#### Your assignment
Repeat all of the records word for word, but skip any picture.

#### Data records
▼▼▼
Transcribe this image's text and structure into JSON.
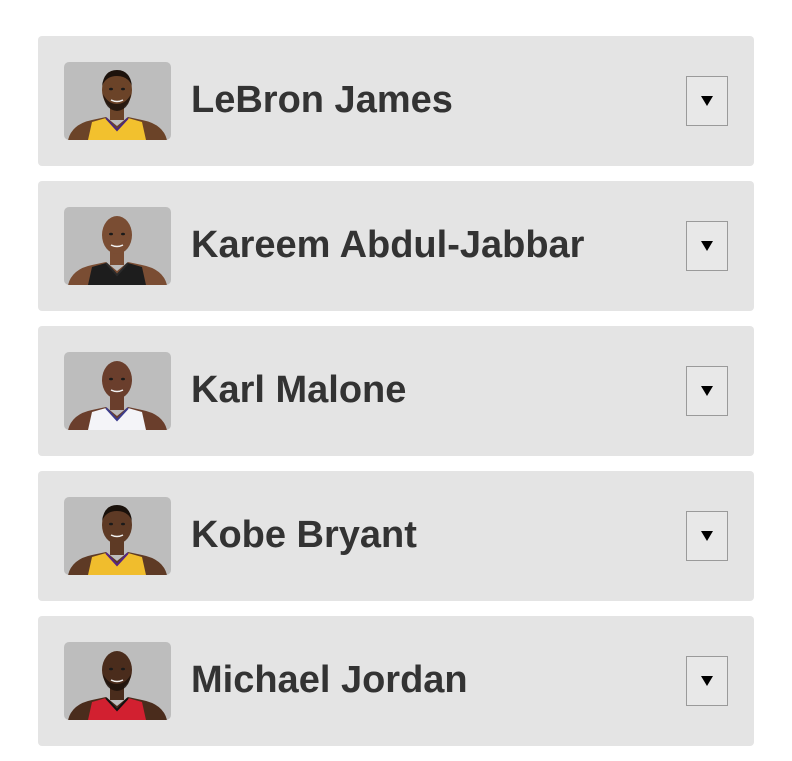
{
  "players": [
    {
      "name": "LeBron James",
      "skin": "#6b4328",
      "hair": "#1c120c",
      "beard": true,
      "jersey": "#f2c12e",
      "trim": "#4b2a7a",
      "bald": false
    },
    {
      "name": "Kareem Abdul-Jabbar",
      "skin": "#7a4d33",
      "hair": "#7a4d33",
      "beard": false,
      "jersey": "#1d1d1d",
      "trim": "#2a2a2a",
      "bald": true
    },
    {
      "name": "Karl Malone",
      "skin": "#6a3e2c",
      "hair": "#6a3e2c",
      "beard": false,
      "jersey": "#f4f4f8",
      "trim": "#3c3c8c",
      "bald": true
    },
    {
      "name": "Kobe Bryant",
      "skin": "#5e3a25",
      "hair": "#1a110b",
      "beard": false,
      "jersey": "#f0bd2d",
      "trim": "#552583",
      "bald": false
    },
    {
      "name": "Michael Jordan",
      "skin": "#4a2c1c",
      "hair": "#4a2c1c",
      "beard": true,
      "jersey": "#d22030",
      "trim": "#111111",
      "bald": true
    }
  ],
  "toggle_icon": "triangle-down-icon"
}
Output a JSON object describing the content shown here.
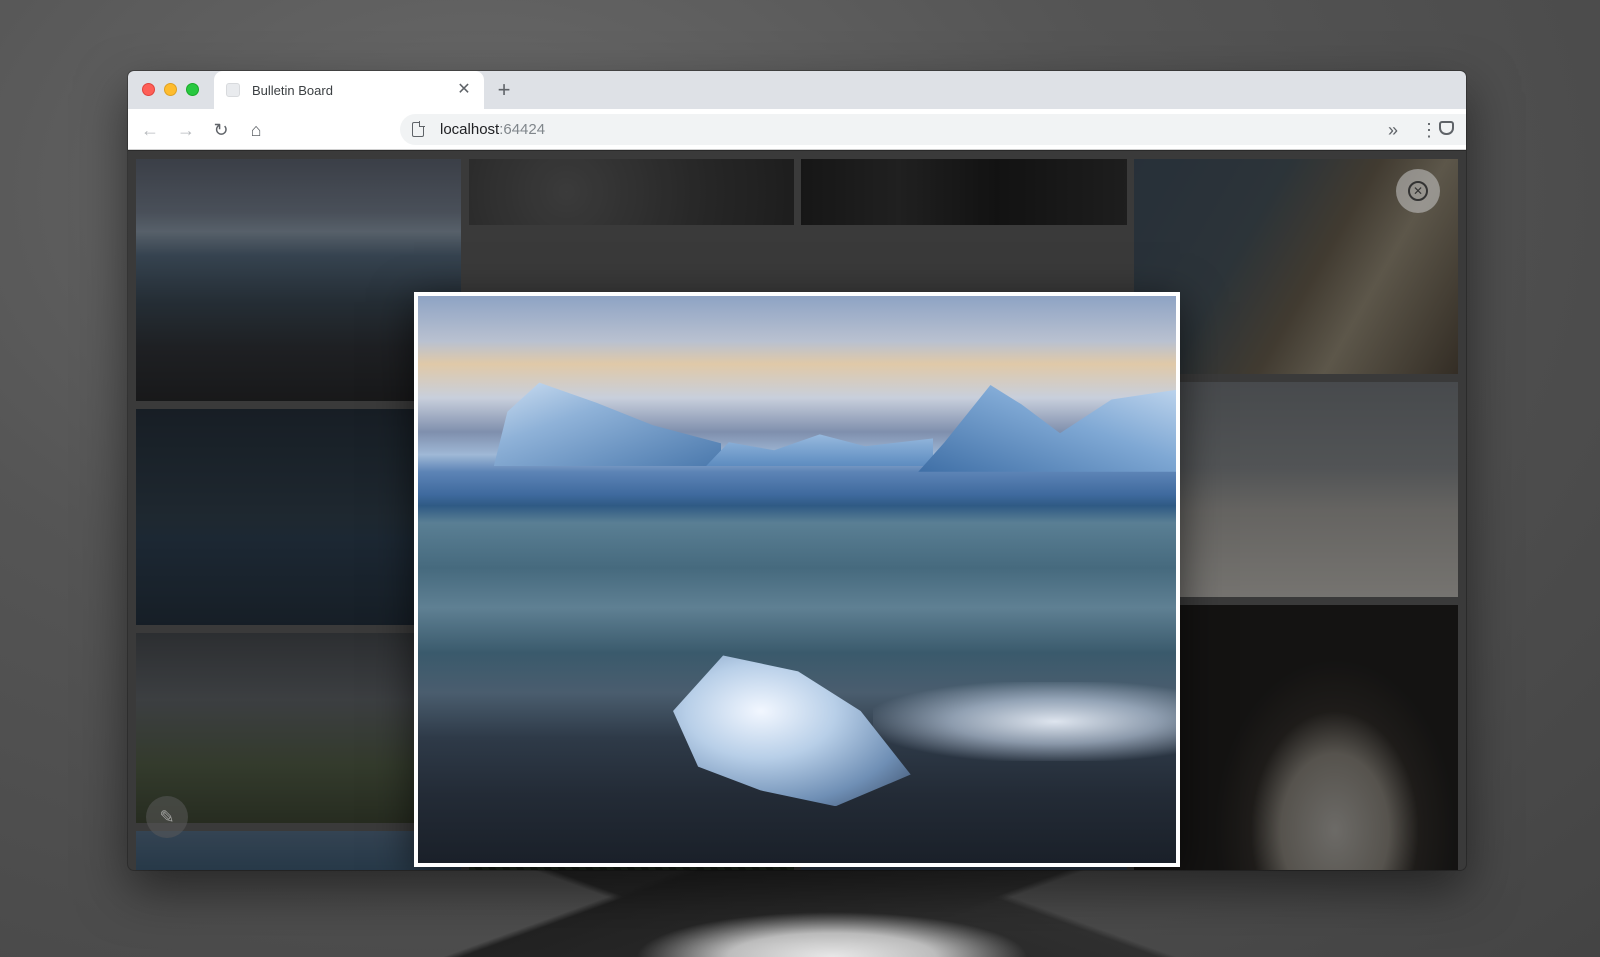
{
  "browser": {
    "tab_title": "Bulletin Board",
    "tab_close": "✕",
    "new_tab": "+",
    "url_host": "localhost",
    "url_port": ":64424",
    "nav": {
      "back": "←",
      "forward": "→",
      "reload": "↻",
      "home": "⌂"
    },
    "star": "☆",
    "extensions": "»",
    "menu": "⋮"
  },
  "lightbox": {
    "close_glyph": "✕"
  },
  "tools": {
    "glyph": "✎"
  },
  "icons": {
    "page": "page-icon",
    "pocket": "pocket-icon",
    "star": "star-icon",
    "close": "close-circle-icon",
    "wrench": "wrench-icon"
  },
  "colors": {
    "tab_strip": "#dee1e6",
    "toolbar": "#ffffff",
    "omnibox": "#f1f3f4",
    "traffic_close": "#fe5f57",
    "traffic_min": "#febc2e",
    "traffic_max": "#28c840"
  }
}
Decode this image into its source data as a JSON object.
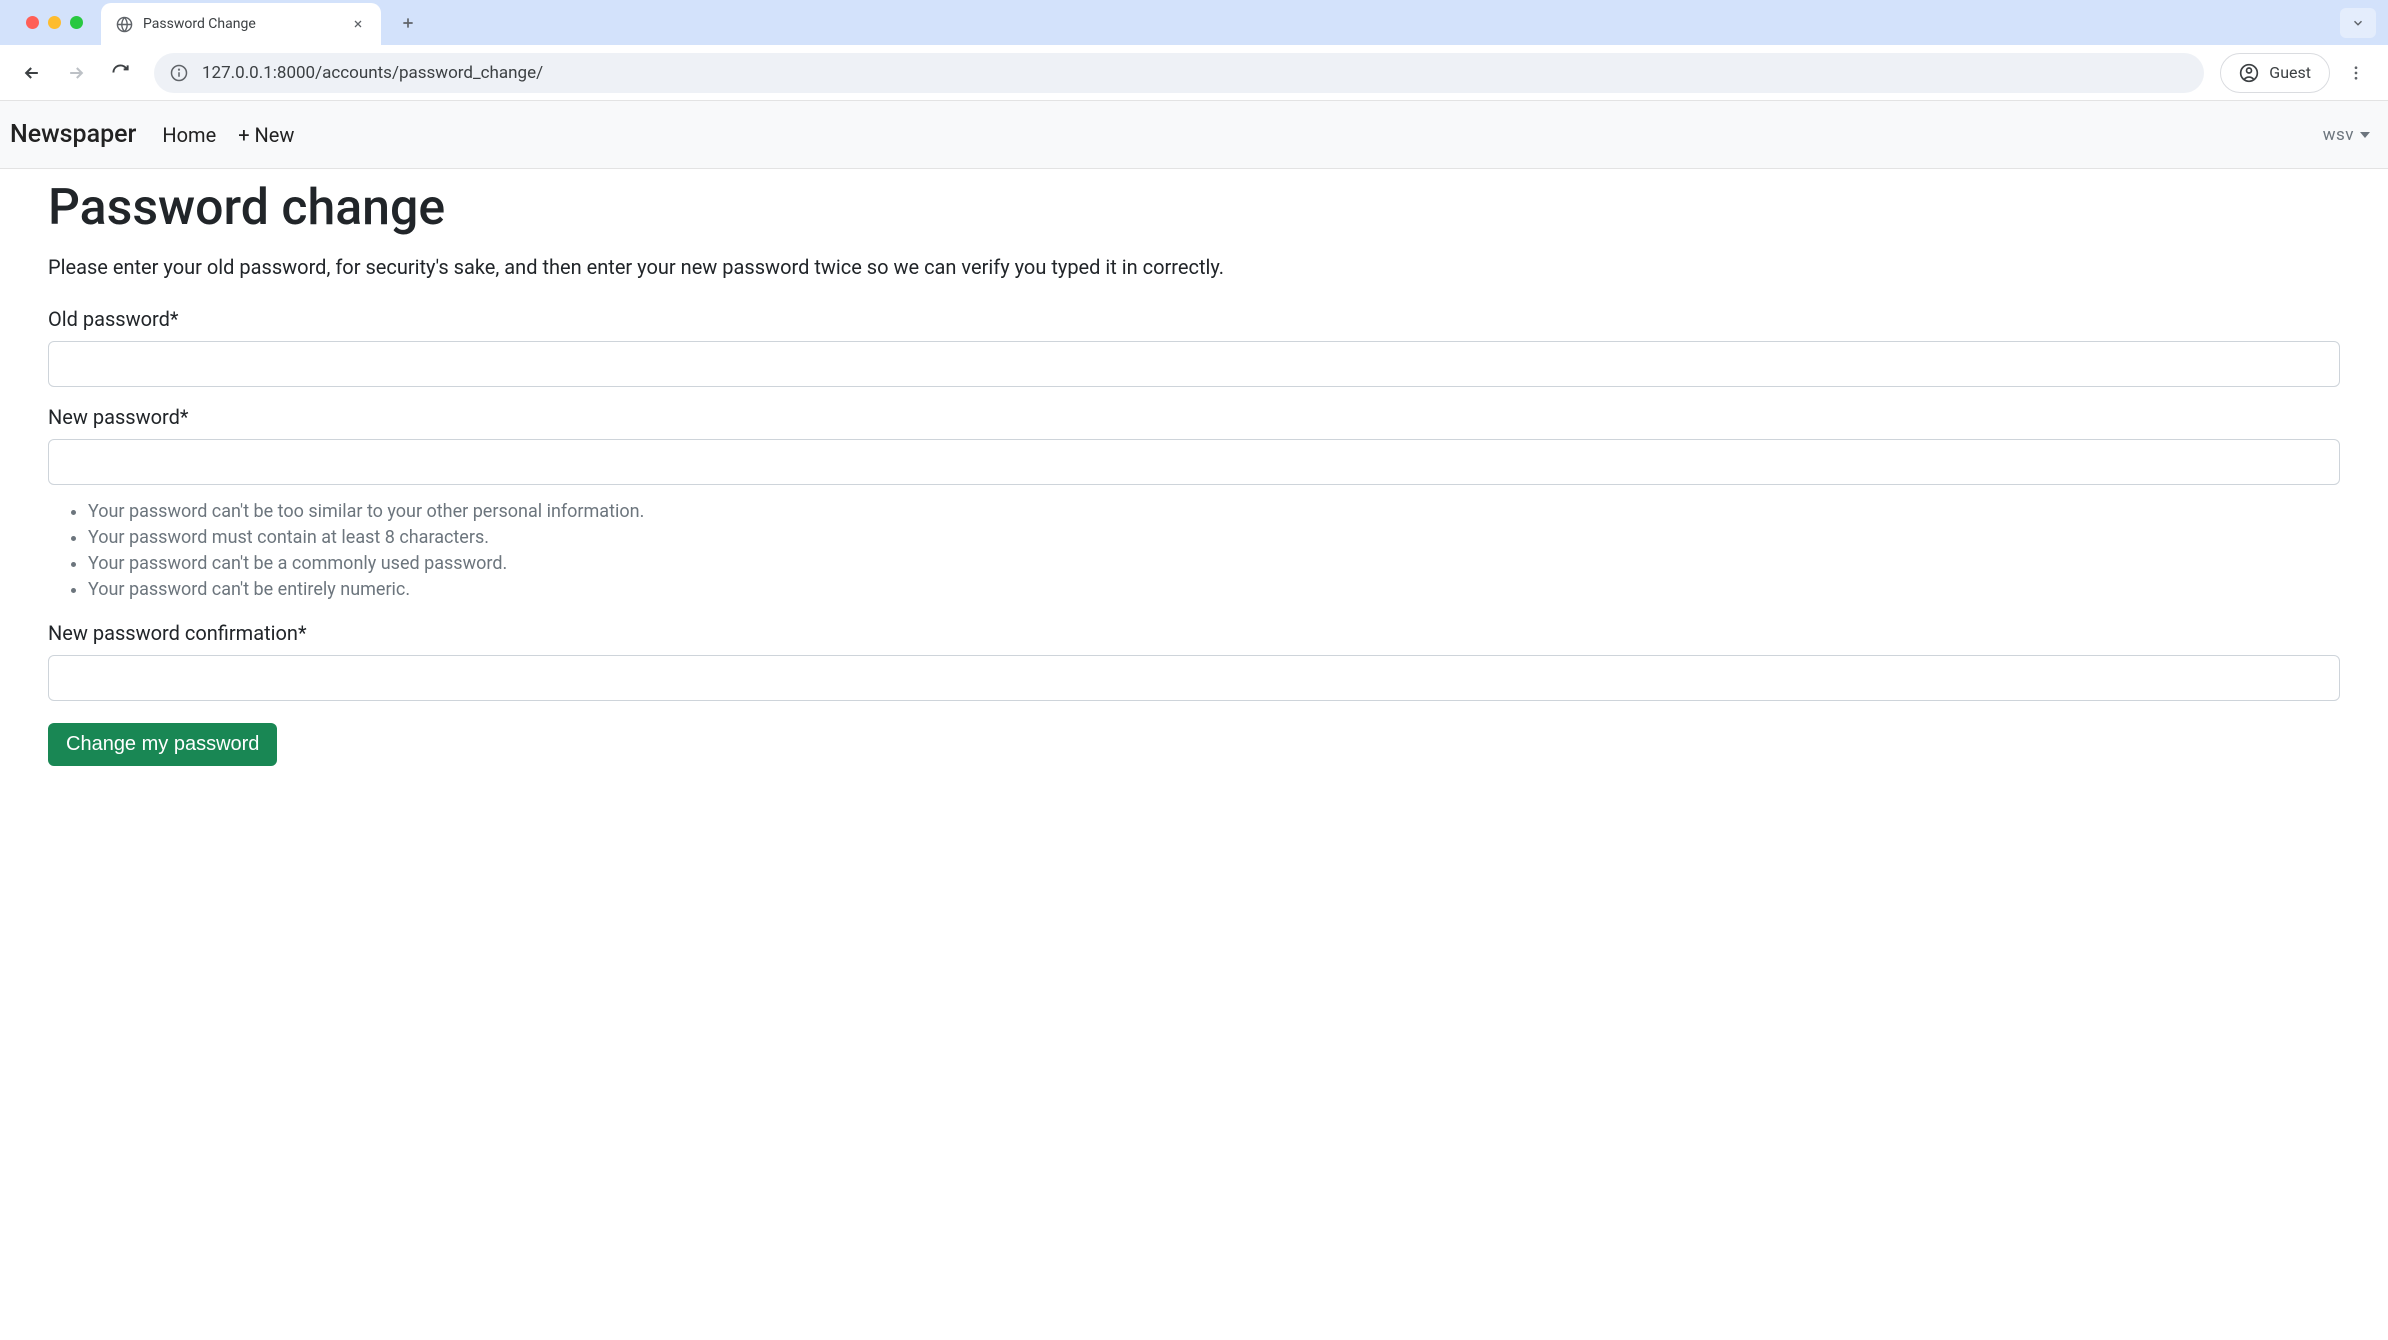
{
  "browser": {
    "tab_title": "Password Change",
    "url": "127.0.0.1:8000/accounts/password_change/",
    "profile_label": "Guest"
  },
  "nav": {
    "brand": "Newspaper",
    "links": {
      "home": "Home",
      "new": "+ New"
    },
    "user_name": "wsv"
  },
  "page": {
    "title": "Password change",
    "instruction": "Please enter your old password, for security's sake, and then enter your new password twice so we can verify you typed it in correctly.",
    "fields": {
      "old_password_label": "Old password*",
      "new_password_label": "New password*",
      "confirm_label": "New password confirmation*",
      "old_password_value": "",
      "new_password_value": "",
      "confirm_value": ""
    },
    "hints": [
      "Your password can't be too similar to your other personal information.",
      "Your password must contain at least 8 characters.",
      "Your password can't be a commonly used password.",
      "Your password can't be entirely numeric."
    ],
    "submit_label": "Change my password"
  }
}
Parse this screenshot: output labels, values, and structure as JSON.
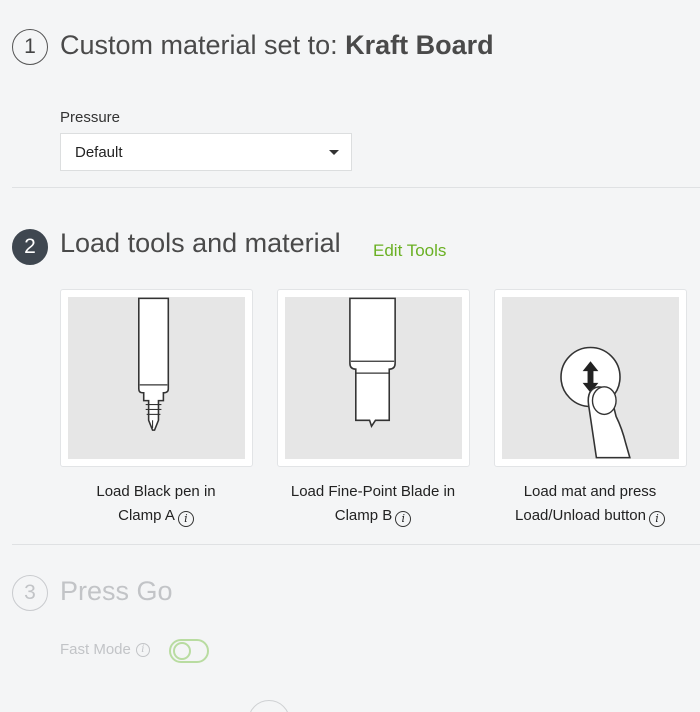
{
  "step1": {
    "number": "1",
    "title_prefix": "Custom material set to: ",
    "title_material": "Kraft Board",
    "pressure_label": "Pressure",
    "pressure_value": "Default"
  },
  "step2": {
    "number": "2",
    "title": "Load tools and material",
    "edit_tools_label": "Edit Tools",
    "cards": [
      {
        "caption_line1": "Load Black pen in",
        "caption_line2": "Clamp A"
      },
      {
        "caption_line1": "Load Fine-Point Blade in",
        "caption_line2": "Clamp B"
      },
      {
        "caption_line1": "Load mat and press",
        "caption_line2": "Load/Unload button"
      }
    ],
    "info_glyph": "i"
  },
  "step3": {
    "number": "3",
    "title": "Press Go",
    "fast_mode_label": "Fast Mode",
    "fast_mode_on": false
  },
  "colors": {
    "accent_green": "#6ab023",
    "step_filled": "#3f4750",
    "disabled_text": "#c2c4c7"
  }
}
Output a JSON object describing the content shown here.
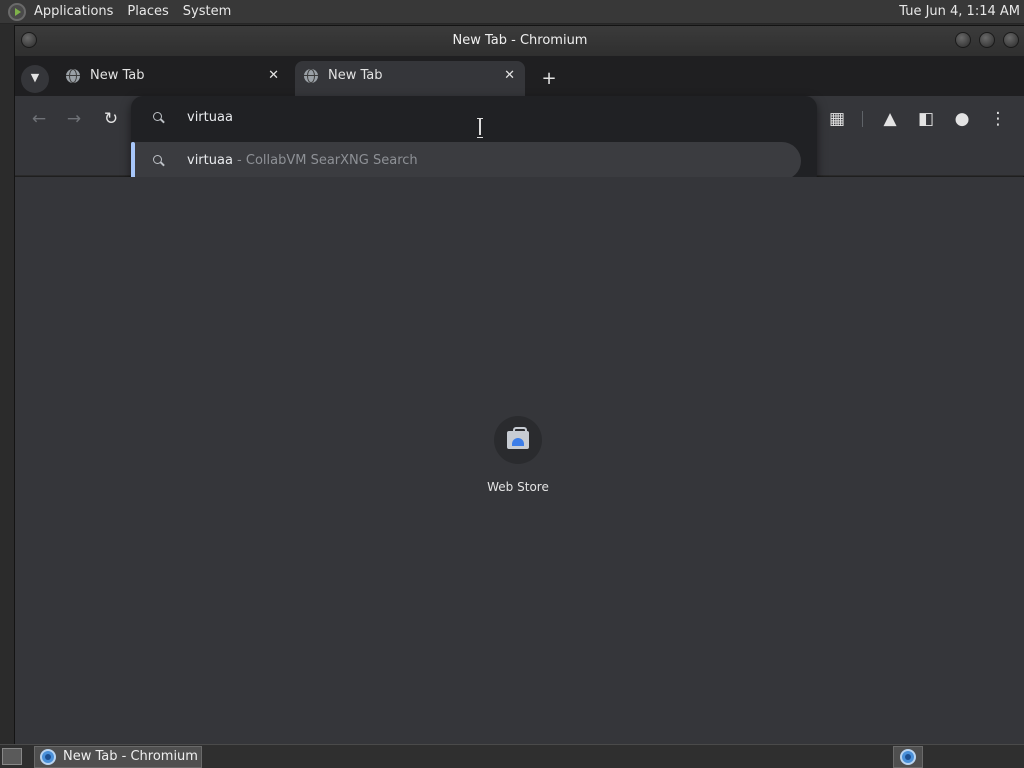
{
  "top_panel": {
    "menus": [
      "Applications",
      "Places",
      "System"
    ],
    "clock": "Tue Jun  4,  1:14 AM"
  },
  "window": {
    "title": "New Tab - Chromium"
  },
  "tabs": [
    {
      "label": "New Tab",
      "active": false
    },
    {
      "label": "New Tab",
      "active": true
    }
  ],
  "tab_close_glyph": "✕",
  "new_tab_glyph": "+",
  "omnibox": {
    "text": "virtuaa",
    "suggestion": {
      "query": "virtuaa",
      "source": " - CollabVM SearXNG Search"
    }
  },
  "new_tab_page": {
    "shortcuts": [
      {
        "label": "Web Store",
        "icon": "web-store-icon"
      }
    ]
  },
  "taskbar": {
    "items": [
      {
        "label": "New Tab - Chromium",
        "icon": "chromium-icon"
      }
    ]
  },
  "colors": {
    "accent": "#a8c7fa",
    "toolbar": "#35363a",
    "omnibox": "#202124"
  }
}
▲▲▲
#### Answer box
Transcribe this image's text and structure into JSON.
{
  "players": [
    {
      "name": "LeBron James",
      "skin": "#6b4328",
      "hair": "#1c120c",
      "beard": true,
      "jersey": "#f2c12e",
      "trim": "#4b2a7a",
      "bald": false
    },
    {
      "name": "Kareem Abdul-Jabbar",
      "skin": "#7a4d33",
      "hair": "#7a4d33",
      "beard": false,
      "jersey": "#1d1d1d",
      "trim": "#2a2a2a",
      "bald": true
    },
    {
      "name": "Karl Malone",
      "skin": "#6a3e2c",
      "hair": "#6a3e2c",
      "beard": false,
      "jersey": "#f4f4f8",
      "trim": "#3c3c8c",
      "bald": true
    },
    {
      "name": "Kobe Bryant",
      "skin": "#5e3a25",
      "hair": "#1a110b",
      "beard": false,
      "jersey": "#f0bd2d",
      "trim": "#552583",
      "bald": false
    },
    {
      "name": "Michael Jordan",
      "skin": "#4a2c1c",
      "hair": "#4a2c1c",
      "beard": true,
      "jersey": "#d22030",
      "trim": "#111111",
      "bald": true
    }
  ],
  "toggle_icon": "triangle-down-icon"
}
Output a JSON object describing the content shown here.
{
  "browser": {
    "tab_title": "Bulletin Board",
    "tab_close": "✕",
    "new_tab": "+",
    "url_host": "localhost",
    "url_port": ":64424",
    "nav": {
      "back": "←",
      "forward": "→",
      "reload": "↻",
      "home": "⌂"
    },
    "star": "☆",
    "extensions": "»",
    "menu": "⋮"
  },
  "lightbox": {
    "close_glyph": "✕"
  },
  "tools": {
    "glyph": "✎"
  },
  "icons": {
    "page": "page-icon",
    "pocket": "pocket-icon",
    "star": "star-icon",
    "close": "close-circle-icon",
    "wrench": "wrench-icon"
  },
  "colors": {
    "tab_strip": "#dee1e6",
    "toolbar": "#ffffff",
    "omnibox": "#f1f3f4",
    "traffic_close": "#fe5f57",
    "traffic_min": "#febc2e",
    "traffic_max": "#28c840"
  }
}
Decode this image into its source data as a JSON object.
{
  "browser": {
    "tab_title": "Password Change",
    "url": "127.0.0.1:8000/accounts/password_change/",
    "profile_label": "Guest"
  },
  "nav": {
    "brand": "Newspaper",
    "links": {
      "home": "Home",
      "new": "+ New"
    },
    "user_name": "wsv"
  },
  "page": {
    "title": "Password change",
    "instruction": "Please enter your old password, for security's sake, and then enter your new password twice so we can verify you typed it in correctly.",
    "fields": {
      "old_password_label": "Old password*",
      "new_password_label": "New password*",
      "confirm_label": "New password confirmation*",
      "old_password_value": "",
      "new_password_value": "",
      "confirm_value": ""
    },
    "hints": [
      "Your password can't be too similar to your other personal information.",
      "Your password must contain at least 8 characters.",
      "Your password can't be a commonly used password.",
      "Your password can't be entirely numeric."
    ],
    "submit_label": "Change my password"
  }
}
Parse this screenshot: output labels, values, and structure as JSON.
{
  "step1": {
    "number": "1",
    "title_prefix": "Custom material set to: ",
    "title_material": "Kraft Board",
    "pressure_label": "Pressure",
    "pressure_value": "Default"
  },
  "step2": {
    "number": "2",
    "title": "Load tools and material",
    "edit_tools_label": "Edit Tools",
    "cards": [
      {
        "caption_line1": "Load Black pen in",
        "caption_line2": "Clamp A"
      },
      {
        "caption_line1": "Load Fine-Point Blade in",
        "caption_line2": "Clamp B"
      },
      {
        "caption_line1": "Load mat and press",
        "caption_line2": "Load/Unload button"
      }
    ],
    "info_glyph": "i"
  },
  "step3": {
    "number": "3",
    "title": "Press Go",
    "fast_mode_label": "Fast Mode",
    "fast_mode_on": false
  },
  "colors": {
    "accent_green": "#6ab023",
    "step_filled": "#3f4750",
    "disabled_text": "#c2c4c7"
  }
}
Output a JSON object describing the content shown here.
{
  "top_panel": {
    "menus": [
      "Applications",
      "Places",
      "System"
    ],
    "clock": "Tue Jun  4,  1:14 AM"
  },
  "window": {
    "title": "New Tab - Chromium"
  },
  "tabs": [
    {
      "label": "New Tab",
      "active": false
    },
    {
      "label": "New Tab",
      "active": true
    }
  ],
  "tab_close_glyph": "✕",
  "new_tab_glyph": "+",
  "omnibox": {
    "text": "virtuaa",
    "suggestion": {
      "query": "virtuaa",
      "source": " - CollabVM SearXNG Search"
    }
  },
  "new_tab_page": {
    "shortcuts": [
      {
        "label": "Web Store",
        "icon": "web-store-icon"
      }
    ]
  },
  "taskbar": {
    "items": [
      {
        "label": "New Tab - Chromium",
        "icon": "chromium-icon"
      }
    ]
  },
  "colors": {
    "accent": "#a8c7fa",
    "toolbar": "#35363a",
    "omnibox": "#202124"
  }
}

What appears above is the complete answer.